What this task involves: Take the entries below and return them unchanged.

(App and web page records)

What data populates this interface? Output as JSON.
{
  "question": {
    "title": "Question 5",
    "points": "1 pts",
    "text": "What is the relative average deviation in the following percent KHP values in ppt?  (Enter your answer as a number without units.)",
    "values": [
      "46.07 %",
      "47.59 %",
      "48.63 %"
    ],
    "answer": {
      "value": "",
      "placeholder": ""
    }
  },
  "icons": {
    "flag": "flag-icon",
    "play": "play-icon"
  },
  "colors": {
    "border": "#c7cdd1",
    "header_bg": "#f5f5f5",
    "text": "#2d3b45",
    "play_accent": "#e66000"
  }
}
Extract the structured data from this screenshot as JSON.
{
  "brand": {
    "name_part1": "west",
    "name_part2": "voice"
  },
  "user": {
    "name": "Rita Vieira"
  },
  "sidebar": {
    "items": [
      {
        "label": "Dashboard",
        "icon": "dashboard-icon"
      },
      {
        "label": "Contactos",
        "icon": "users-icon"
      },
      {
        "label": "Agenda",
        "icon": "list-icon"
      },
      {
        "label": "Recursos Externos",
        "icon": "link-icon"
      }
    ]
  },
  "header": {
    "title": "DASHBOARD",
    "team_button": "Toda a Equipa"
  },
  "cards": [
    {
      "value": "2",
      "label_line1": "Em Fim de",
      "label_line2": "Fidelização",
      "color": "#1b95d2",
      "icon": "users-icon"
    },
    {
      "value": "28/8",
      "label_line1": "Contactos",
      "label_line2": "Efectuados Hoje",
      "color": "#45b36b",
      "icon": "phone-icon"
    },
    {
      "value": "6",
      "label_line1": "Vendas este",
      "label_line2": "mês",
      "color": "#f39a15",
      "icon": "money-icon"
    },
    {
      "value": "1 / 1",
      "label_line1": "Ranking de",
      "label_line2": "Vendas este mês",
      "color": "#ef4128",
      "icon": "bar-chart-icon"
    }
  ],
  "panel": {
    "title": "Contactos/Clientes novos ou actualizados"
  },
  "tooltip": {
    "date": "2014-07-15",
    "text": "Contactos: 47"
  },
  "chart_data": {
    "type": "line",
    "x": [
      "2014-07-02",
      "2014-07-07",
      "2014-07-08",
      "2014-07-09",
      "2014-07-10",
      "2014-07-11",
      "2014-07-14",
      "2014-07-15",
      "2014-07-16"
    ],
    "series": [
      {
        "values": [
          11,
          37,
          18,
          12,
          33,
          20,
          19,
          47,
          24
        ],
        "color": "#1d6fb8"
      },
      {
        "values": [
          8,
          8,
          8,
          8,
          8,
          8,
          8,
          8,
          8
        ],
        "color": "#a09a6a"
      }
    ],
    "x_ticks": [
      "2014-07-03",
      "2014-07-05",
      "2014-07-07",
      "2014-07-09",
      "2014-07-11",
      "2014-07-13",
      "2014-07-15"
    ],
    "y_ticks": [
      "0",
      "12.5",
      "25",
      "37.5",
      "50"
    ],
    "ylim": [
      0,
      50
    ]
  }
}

Reply to the exercise:
What data populates this interface? Output as JSON.
{
  "question": {
    "title": "Question 5",
    "points": "1 pts",
    "text": "What is the relative average deviation in the following percent KHP values in ppt?  (Enter your answer as a number without units.)",
    "values": [
      "46.07 %",
      "47.59 %",
      "48.63 %"
    ],
    "answer": {
      "value": "",
      "placeholder": ""
    }
  },
  "icons": {
    "flag": "flag-icon",
    "play": "play-icon"
  },
  "colors": {
    "border": "#c7cdd1",
    "header_bg": "#f5f5f5",
    "text": "#2d3b45",
    "play_accent": "#e66000"
  }
}
Extract the structured data from this screenshot as JSON.
{
  "brand": {
    "name_part1": "west",
    "name_part2": "voice"
  },
  "user": {
    "name": "Rita Vieira"
  },
  "sidebar": {
    "items": [
      {
        "label": "Dashboard",
        "icon": "dashboard-icon"
      },
      {
        "label": "Contactos",
        "icon": "users-icon"
      },
      {
        "label": "Agenda",
        "icon": "list-icon"
      },
      {
        "label": "Recursos Externos",
        "icon": "link-icon"
      }
    ]
  },
  "header": {
    "title": "DASHBOARD",
    "team_button": "Toda a Equipa"
  },
  "cards": [
    {
      "value": "2",
      "label_line1": "Em Fim de",
      "label_line2": "Fidelização",
      "color": "#1b95d2",
      "icon": "users-icon"
    },
    {
      "value": "28/8",
      "label_line1": "Contactos",
      "label_line2": "Efectuados Hoje",
      "color": "#45b36b",
      "icon": "phone-icon"
    },
    {
      "value": "6",
      "label_line1": "Vendas este",
      "label_line2": "mês",
      "color": "#f39a15",
      "icon": "money-icon"
    },
    {
      "value": "1 / 1",
      "label_line1": "Ranking de",
      "label_line2": "Vendas este mês",
      "color": "#ef4128",
      "icon": "bar-chart-icon"
    }
  ],
  "panel": {
    "title": "Contactos/Clientes novos ou actualizados"
  },
  "tooltip": {
    "date": "2014-07-15",
    "text": "Contactos: 47"
  },
  "chart_data": {
    "type": "line",
    "x": [
      "2014-07-02",
      "2014-07-07",
      "2014-07-08",
      "2014-07-09",
      "2014-07-10",
      "2014-07-11",
      "2014-07-14",
      "2014-07-15",
      "2014-07-16"
    ],
    "series": [
      {
        "values": [
          11,
          37,
          18,
          12,
          33,
          20,
          19,
          47,
          24
        ],
        "color": "#1d6fb8"
      },
      {
        "values": [
          8,
          8,
          8,
          8,
          8,
          8,
          8,
          8,
          8
        ],
        "color": "#a09a6a"
      }
    ],
    "x_ticks": [
      "2014-07-03",
      "2014-07-05",
      "2014-07-07",
      "2014-07-09",
      "2014-07-11",
      "2014-07-13",
      "2014-07-15"
    ],
    "y_ticks": [
      "0",
      "12.5",
      "25",
      "37.5",
      "50"
    ],
    "ylim": [
      0,
      50
    ]
  }
}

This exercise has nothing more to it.